How to get out of a rut

Reader's Digest Editors

If every day looks the same as the one before it and the one to follow, and you can move through the paces of your daily life with your eyes closed, it’s time to shake it up. Here's how…

Take stock of things

stuck in a rut

Doing the same thing the same way day in and day out can feel safe and familiar and comfortable—but follow the script long enough, and eventually the cocoon starts to feel more like a jail.

Says marketing guru Seth Godin, “We’re human; that’s what we do. We erect boundaries, and we get trapped.”

Take a good, hard look at your life—your schedule, your activities, your relationships— and ask yourself whether anything new ever happens, whether there are ever any surprises, or if you feel like you’re learning and growing personally and professionally.

If the answer is no, you’re in a rut.

 

Take it easy

You don’t have to give yourself a whole life makeover to get unstuck, and you certainly don’t have to do so all at once.

Quitting your job, putting your house up for sale, and dumping your significant other in the same week will certainly throw all your cards in the air, but it won’t necessarily refresh your perspective.

The changes you make can be minute—small but meaningful steps in a brand-new direction—but still end up packing a powerful, rut-busting punch.

 

Take a different route

Sometimes the best way to change gears is simply by varying your routine.

Skip the motorway and follow the back roads to work. Go see a film that’s in a language you’ve never heard before. If you usually head to the gym each Wednesday for a madly energetic spin class, go for a long, thoughtful walk instead. Move everything out of your living room, and put it back in an entirely different arrangement—or switch out half of it with stuff from elsewhere in your house. Pretend to be a tourist in your own hometown; go to restaurants, shops, or museums that aren’t your usual haunts.

The idea is to see the world through new eyes.

 

Take a leap

take a leap

 If little tweaks aren’t moving you forward, maybe you need to try a new career, pull the plug on that stagnant relationship, or relocate to another city. Sure, the shock may take your breath away at first, but that’s the point. As Godin says, just “deal with the pain, and then run forward. Fast.”

Of course, if your goal isn’t to dye your hair a new shade of blonde but rather to shave it off, move to Tibet, and join a Zen monastery, you might want to talk about it first with people you know and trust and then map out a concrete plan.

Think about how you might test-drive your experience. Taking a two-week leave from work to live in Barcelona or to do a volunteer stint on a kibbutz may be all you need to feel engaged in your life again.

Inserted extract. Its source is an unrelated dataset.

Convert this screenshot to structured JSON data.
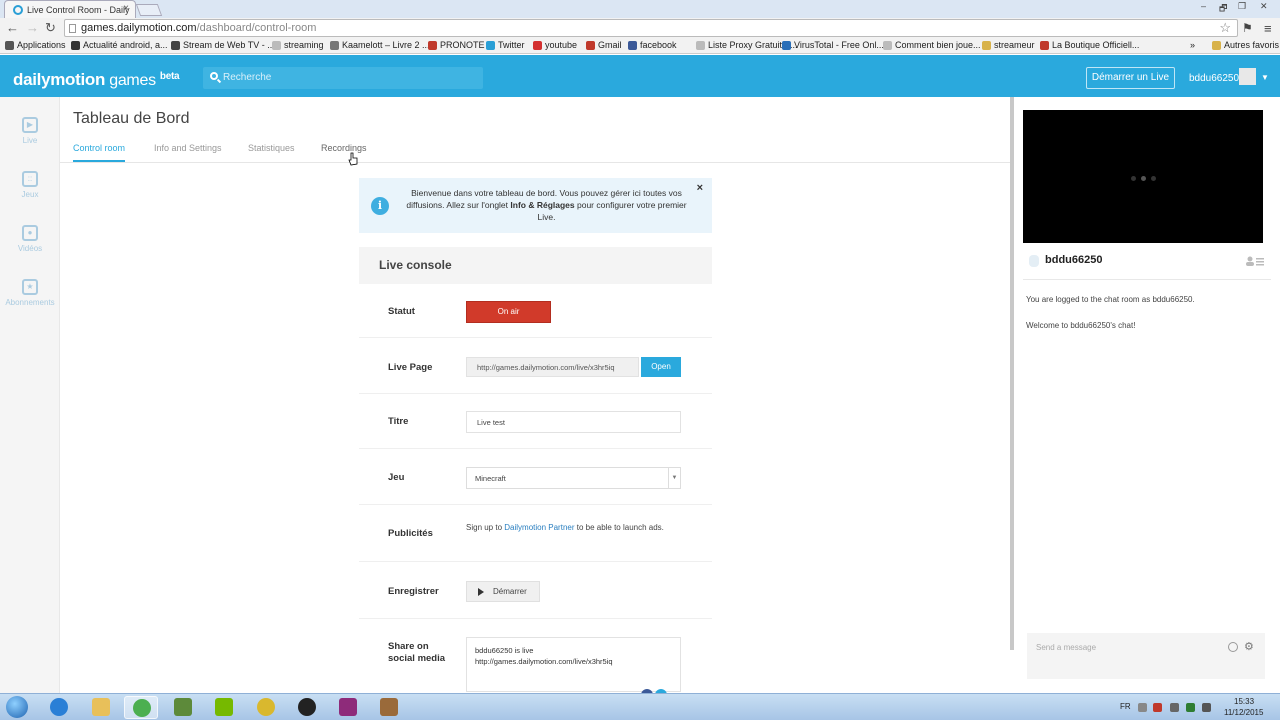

And if you’re still feeling restless? Go ahead and take the swan dive from the 30ft platform.

After all, as novelist Ellen Glasgow once said, “The only difference between a rut and a grave are the dimensions.”

 

Finding that spark

Christian Parsons works in a field (advertising) where ruts are a professional liability. Here are 10 ways he jump-starts when he's stalled in the same old, same old:

  • Show up to work an hour earlier.
  • Talk to an 8-year-old.
  • Talk to an 80-year-old.
  • Build something with your hands.
  • Dance.
  • Call the smartest person you know and ask him or
  • her to lunch.
  • Write a letter—with a pen.
  • Tour an art gallery.
  • Spend an afternoon at Toys “R” Us. Buy LEGO.
  • Eat a pint of blackberries.